Antoine de Saint-Exupéry wrote a wonderful, touching and thoughtful story that should be mandatory reading for everybody. Simple characters give countless opportunities to think about the truly important things in life, and to put everything in your life in real perspective. Even if you're broken down in the desert, you need to realise the cosmic significance of your predicament, and the consequences of your actions. Do you want to be The Drunk, who drinks to forget he's ashamed of drinking? Or the Cartographer, who makes maps of the world, but never leaves his desk to actually experience those wonderful places?

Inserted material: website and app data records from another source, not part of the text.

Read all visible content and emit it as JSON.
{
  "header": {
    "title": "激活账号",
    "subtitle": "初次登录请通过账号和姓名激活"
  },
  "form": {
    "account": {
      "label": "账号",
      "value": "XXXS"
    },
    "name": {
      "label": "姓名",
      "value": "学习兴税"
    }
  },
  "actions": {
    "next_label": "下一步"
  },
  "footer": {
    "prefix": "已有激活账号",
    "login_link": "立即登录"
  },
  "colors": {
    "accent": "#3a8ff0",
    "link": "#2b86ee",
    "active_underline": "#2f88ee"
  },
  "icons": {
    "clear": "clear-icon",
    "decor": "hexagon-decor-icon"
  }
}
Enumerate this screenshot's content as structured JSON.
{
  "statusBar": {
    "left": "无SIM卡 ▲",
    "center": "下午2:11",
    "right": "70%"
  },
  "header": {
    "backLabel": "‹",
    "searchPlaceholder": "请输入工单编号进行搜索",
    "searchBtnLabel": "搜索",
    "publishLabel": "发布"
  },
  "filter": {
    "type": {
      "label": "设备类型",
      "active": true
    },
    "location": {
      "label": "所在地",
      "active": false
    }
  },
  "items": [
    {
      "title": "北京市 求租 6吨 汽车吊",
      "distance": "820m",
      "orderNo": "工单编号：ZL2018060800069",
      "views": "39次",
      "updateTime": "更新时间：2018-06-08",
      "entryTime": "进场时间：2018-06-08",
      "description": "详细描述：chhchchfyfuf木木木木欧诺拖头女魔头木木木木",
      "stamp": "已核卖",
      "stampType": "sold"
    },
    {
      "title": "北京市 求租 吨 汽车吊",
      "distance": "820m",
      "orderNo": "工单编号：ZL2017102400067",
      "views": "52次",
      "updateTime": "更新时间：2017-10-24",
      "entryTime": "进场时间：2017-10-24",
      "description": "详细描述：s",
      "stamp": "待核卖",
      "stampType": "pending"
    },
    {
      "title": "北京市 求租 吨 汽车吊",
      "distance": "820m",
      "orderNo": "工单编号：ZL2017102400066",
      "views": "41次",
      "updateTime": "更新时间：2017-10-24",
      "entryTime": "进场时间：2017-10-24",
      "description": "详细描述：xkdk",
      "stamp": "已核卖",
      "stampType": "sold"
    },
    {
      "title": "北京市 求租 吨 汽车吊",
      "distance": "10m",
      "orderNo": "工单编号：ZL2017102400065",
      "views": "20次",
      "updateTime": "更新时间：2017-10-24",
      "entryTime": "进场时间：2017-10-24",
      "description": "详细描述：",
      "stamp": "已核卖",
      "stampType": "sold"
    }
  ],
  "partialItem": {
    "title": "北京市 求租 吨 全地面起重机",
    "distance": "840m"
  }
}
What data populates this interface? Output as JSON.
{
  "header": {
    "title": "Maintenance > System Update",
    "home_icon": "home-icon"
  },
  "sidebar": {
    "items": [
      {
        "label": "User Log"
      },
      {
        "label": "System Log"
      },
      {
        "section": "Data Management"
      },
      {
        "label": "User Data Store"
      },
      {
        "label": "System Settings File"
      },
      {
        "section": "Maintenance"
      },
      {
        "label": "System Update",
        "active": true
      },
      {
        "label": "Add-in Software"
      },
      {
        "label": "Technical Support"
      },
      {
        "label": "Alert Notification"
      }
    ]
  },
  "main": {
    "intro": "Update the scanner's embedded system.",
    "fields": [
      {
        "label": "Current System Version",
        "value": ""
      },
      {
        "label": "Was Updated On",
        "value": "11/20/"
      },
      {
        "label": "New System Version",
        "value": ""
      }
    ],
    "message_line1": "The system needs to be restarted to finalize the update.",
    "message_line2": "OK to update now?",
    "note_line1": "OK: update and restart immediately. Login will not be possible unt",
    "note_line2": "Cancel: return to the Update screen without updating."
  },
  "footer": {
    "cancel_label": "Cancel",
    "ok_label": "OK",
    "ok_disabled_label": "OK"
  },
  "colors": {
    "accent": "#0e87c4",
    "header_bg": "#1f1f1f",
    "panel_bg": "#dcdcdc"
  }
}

The messages are simple, too. Open your eyes, and even more important, open your heart. Help those who need help. Appreciate what -- and whom -- you have around you. And strive to be the best person you can be while you're at it.

A wonderful story.

Monday, January 02, 2006

The Sandman: Preludes & Nocturnes - Neil Gaiman

The Sandman: Preludes & Nocturnes
Neil Gaiman

Published: Single issues, 1988; Collection, 1991
Read: April 2005

Capsule: Neil Gaiman's work as a writer is hailed throughout the comic, goth and post-modern literature communities as some of the best work of the late 20th Century -- issue number 19 won the World Fantasy Award for Best Short Fiction, prompting a rule change to disallow illustrated works from future consideration. These stories about Dream, the ruler of the dream world, weaving characters and ideas from myriad faiths and mythologies, is among the most influential of the past 50 years -- its touch is seen on television, in the movies, and in music around the world.

Graphic Novel: issues 1-8; 233 pages
ISBN: 1563890119
Published by DC/Vertigo

Morpheus is pissed off. The ruler of the dream world, he has been inadvertantly captured and imprisoned by some basement witchcraft of a hobby cult. Immortal, he outwaits two generations of human captors before escaping and regaining control of his domain. In the meantime, horrible things have taken place in our world; without the ability to dream, some bad shit goes down for nigh on 100 years.

This is how we're introduced to the Sandman, the brainchild of the brilliant Neil Gaiman, who was asked in the mid to late 80s to create a title for DC's new adult-themed imprint Vertigo. He took the obsolete superhero Sandman (a WWII hero dressed in green and gold with a gas mask and sleeping powder) and ramped him up several notches. Instead of a traditional superhero comic, readers were treated to a sophisticated, literate rendition of entities older than ancient mythology. Dream had seen Zeus come and go; he watched Buddha, Mohammed and Ron L Hubbard rise and fall; that Christianity? -- just a phase.

To placate the suits at DC, some mentions of heroes from that universe are present: Arkham Asylum gets a few plugs in the first storyline, which has the Justice League of America's old foe Doctor Destiny in possession of the Sandman's ultra-mystic paraphernalia. The original Sandman even appears for a guest spot as a one-panel illustration of how Morpheus's decades-long absence has inspired mortal copycats.

From these humble beginnings grew a phenomenon that has touched TV (X-Files, Charmed), movies (Matrix, Underworld), and music (Tori Amos, every goth band since 1990). This first collection isn't as polished as the volumes that follow, but after all, it is titled Preludes and Nocturnes. A wonderful read, extremely literate and intellectually as stimulating as any well-planned university lecture on mythology.